Soon afterward, I came across a welcome sign: Hum. Five minutes later, the first grey limestone houses came into view.
We gathered on the terrace of Humska Konoba, probably the village’s only restaurant, and ordered two Istrian specialties — scrambled eggs with bits of flavourful wild asparagus and fuze, pale hand-rolled pasta tubes warmed in butter and topped with finely grated black truffle.
The pasta looked like garganelli from Emilia Romagna without the eggs to make it yellow. We were hoping for more truffle flavour, but I've often been disappointed by truffles so wasn’t surprised.
For dessert, crisp light pieces of deep-fried dough dusted with icing sugar called krostule, or angel wings.
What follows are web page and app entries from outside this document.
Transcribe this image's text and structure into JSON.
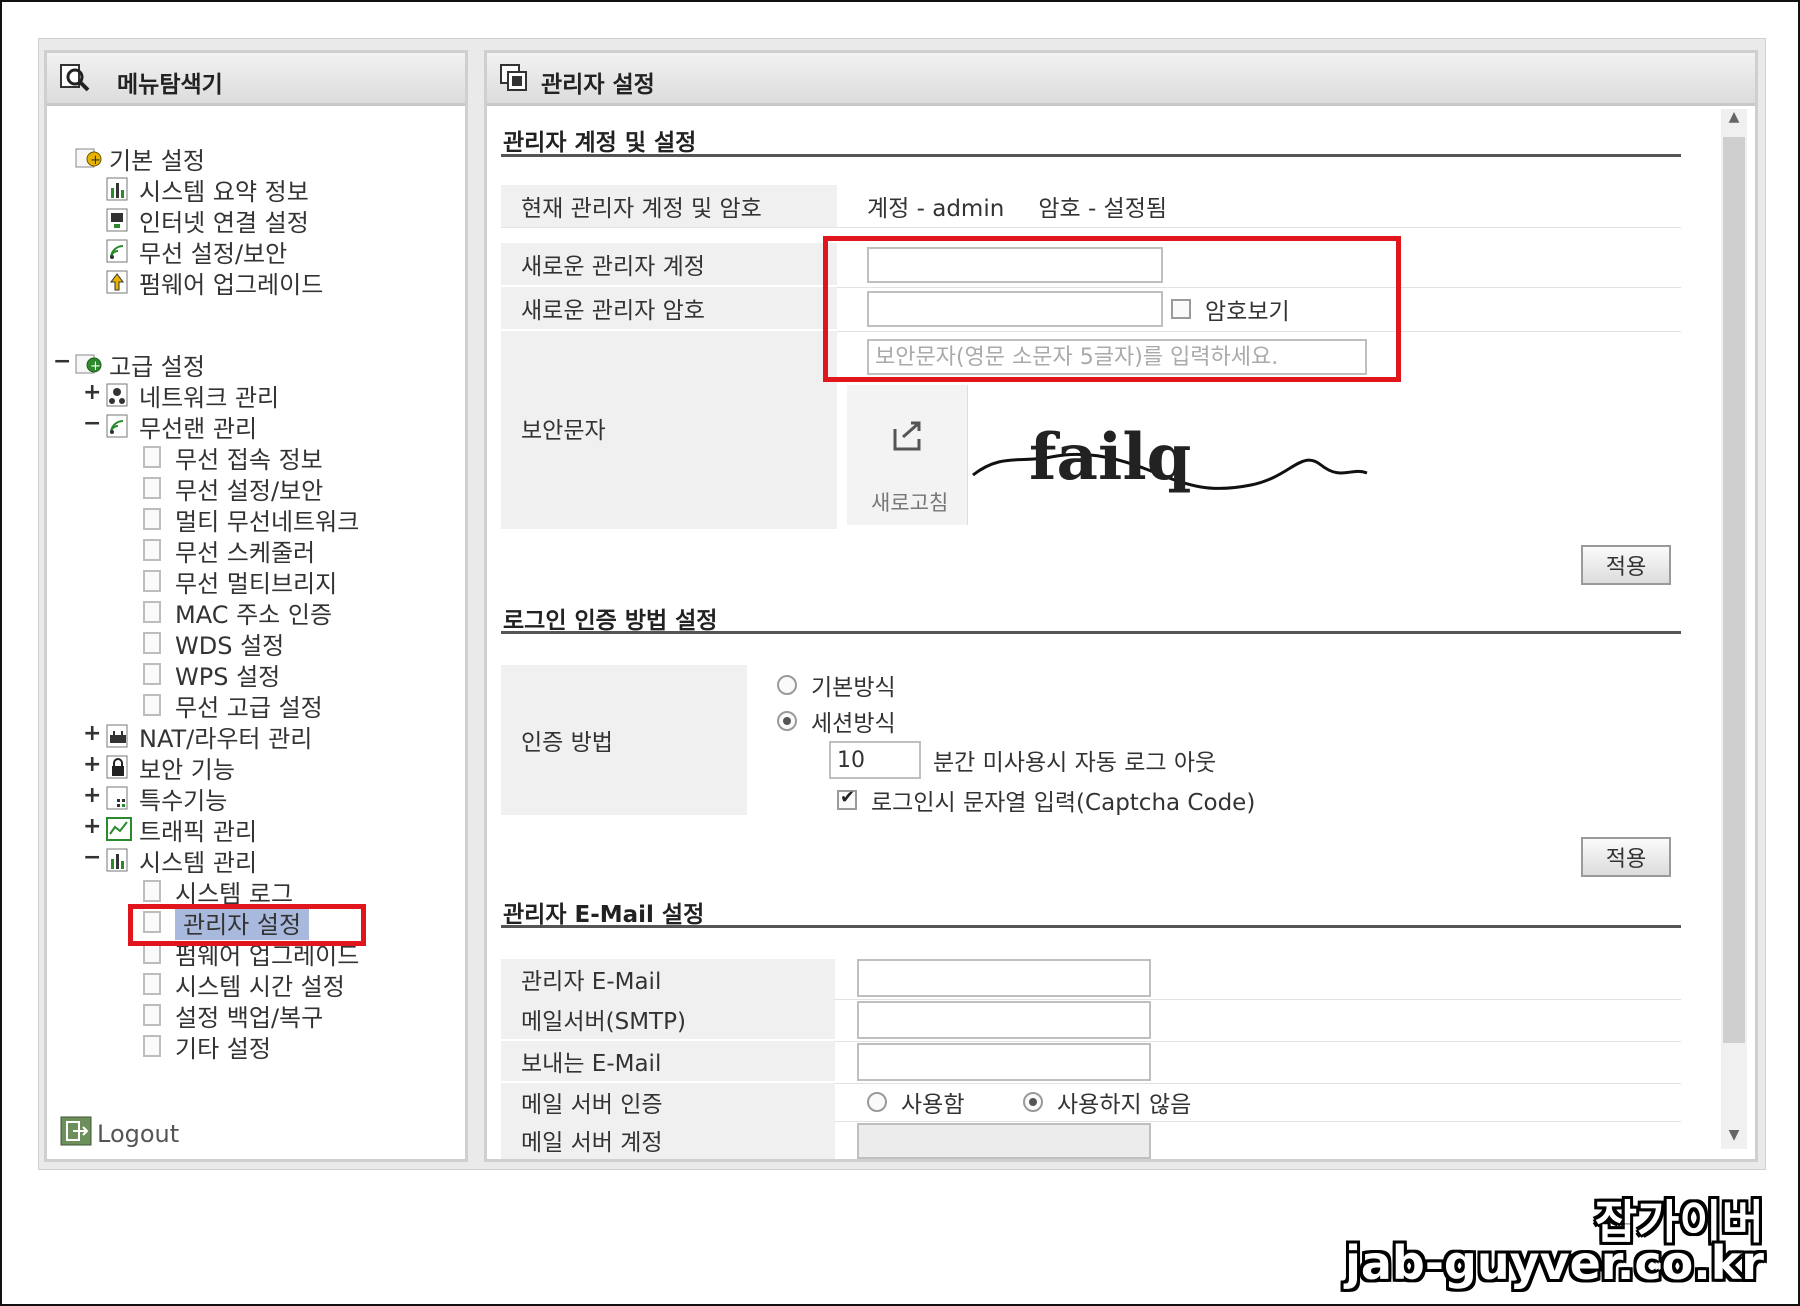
{
  "left_panel": {
    "title": "메뉴탐색기",
    "basic_group": {
      "label": "기본 설정",
      "items": [
        "시스템 요약 정보",
        "인터넷 연결 설정",
        "무선 설정/보안",
        "펌웨어 업그레이드"
      ]
    },
    "advanced_group": {
      "label": "고급 설정",
      "expander": "−",
      "network": {
        "label": "네트워크 관리",
        "expander": "+"
      },
      "wireless": {
        "label": "무선랜 관리",
        "expander": "−",
        "items": [
          "무선 접속 정보",
          "무선 설정/보안",
          "멀티 무선네트워크",
          "무선 스케줄러",
          "무선 멀티브리지",
          "MAC 주소 인증",
          "WDS 설정",
          "WPS 설정",
          "무선 고급 설정"
        ]
      },
      "nat": {
        "label": "NAT/라우터 관리",
        "expander": "+"
      },
      "security": {
        "label": "보안 기능",
        "expander": "+"
      },
      "special": {
        "label": "특수기능",
        "expander": "+"
      },
      "traffic": {
        "label": "트래픽 관리",
        "expander": "+"
      },
      "system": {
        "label": "시스템 관리",
        "expander": "−",
        "items": [
          "시스템 로그",
          "관리자 설정",
          "펌웨어 업그레이드",
          "시스템 시간 설정",
          "설정 백업/복구",
          "기타 설정"
        ],
        "selected": "관리자 설정"
      }
    },
    "logout_label": "Logout"
  },
  "right_panel": {
    "title": "관리자 설정",
    "account_section": {
      "title": "관리자 계정 및 설정",
      "current_label": "현재 관리자 계정 및 암호",
      "current_account": "계정 - admin",
      "current_password": "암호 - 설정됨",
      "new_account_label": "새로운 관리자 계정",
      "new_account_value": "",
      "new_password_label": "새로운 관리자 암호",
      "new_password_value": "",
      "show_password_label": "암호보기",
      "show_password_checked": false,
      "captcha_label": "보안문자",
      "captcha_placeholder": "보안문자(영문 소문자 5글자)를 입력하세요.",
      "captcha_text": "failq",
      "refresh_label": "새로고침",
      "apply_label": "적용"
    },
    "login_section": {
      "title": "로그인 인증 방법 설정",
      "auth_label": "인증 방법",
      "option_basic": "기본방식",
      "option_session": "세션방식",
      "selected": "세션방식",
      "timeout_value": "10",
      "timeout_suffix": "분간 미사용시 자동 로그 아웃",
      "captcha_checkbox_label": "로그인시 문자열 입력(Captcha Code)",
      "captcha_checked": true,
      "apply_label": "적용"
    },
    "email_section": {
      "title": "관리자 E-Mail 설정",
      "email_label": "관리자 E-Mail",
      "email_value": "",
      "smtp_label": "메일서버(SMTP)",
      "smtp_value": "",
      "sender_label": "보내는 E-Mail",
      "sender_value": "",
      "auth_label": "메일 서버 인증",
      "auth_use": "사용함",
      "auth_no_use": "사용하지 않음",
      "auth_selected": "사용하지 않음",
      "account_label": "메일 서버 계정"
    }
  },
  "watermark": {
    "line1": "잡가이버",
    "line2": "jab-guyver.co.kr"
  },
  "colors": {
    "highlight_red": "#e0161c",
    "selected_bg": "#a9b9de",
    "label_bg": "#f0f0f0"
  }
}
Conversation turned to the afternoon’s program. We could retrieve our bikes and head back to Roc by an alternate route (with more hills), or drive to a famous hilltop town and drink wine.
You can probably guess which route I chose.
We drove past Buzet, the town where we would spend the night, and continued through miles of dense forest famous for truffles. Then up and up to the top of tourist mecca Motovun, where we walked the ramparts and popped into tiny wine and souvenir shops. When we’d seen everything, we sat on a terrasse with a bottle of Istria’s refreshing white malvasia and admired the panoramic view of the rich agricultural land below, dotted with vineyards and olive trees. It could have been Tuscany or Umbria, at a fraction of the price!
Back in Buzet, we stayed at the funky-elegant boutique hotel Vela Vrata beside the well-stocked tourist office. Renovated in 2010, the hotel has rejuvenated the ancient town, forgotten since the 70s as locals began congregating in the sprawling new town below.
The three-storey climb with heavy bag was worth it — I loved my garret room with its flamboyant bathroom.
Dinner, served by the doorman/reception desk clerk/host, consisted of truffled cheese, leek and potato soup and nicely cooked chicken. Not sure about the asparagus ice cream, but happy to see they’re using local, seasonal ingredients in creative ways.
At breakfast, always bread, cheese and ham with the promise of hot eggs, I followed Cam’s lead and tried the chocolate croissant, a mouth-happy match with a cappuccino made with Franck coffee, a Croatian favourite.
After a quick tour of the old town, we set off in the van to hunt for truffles.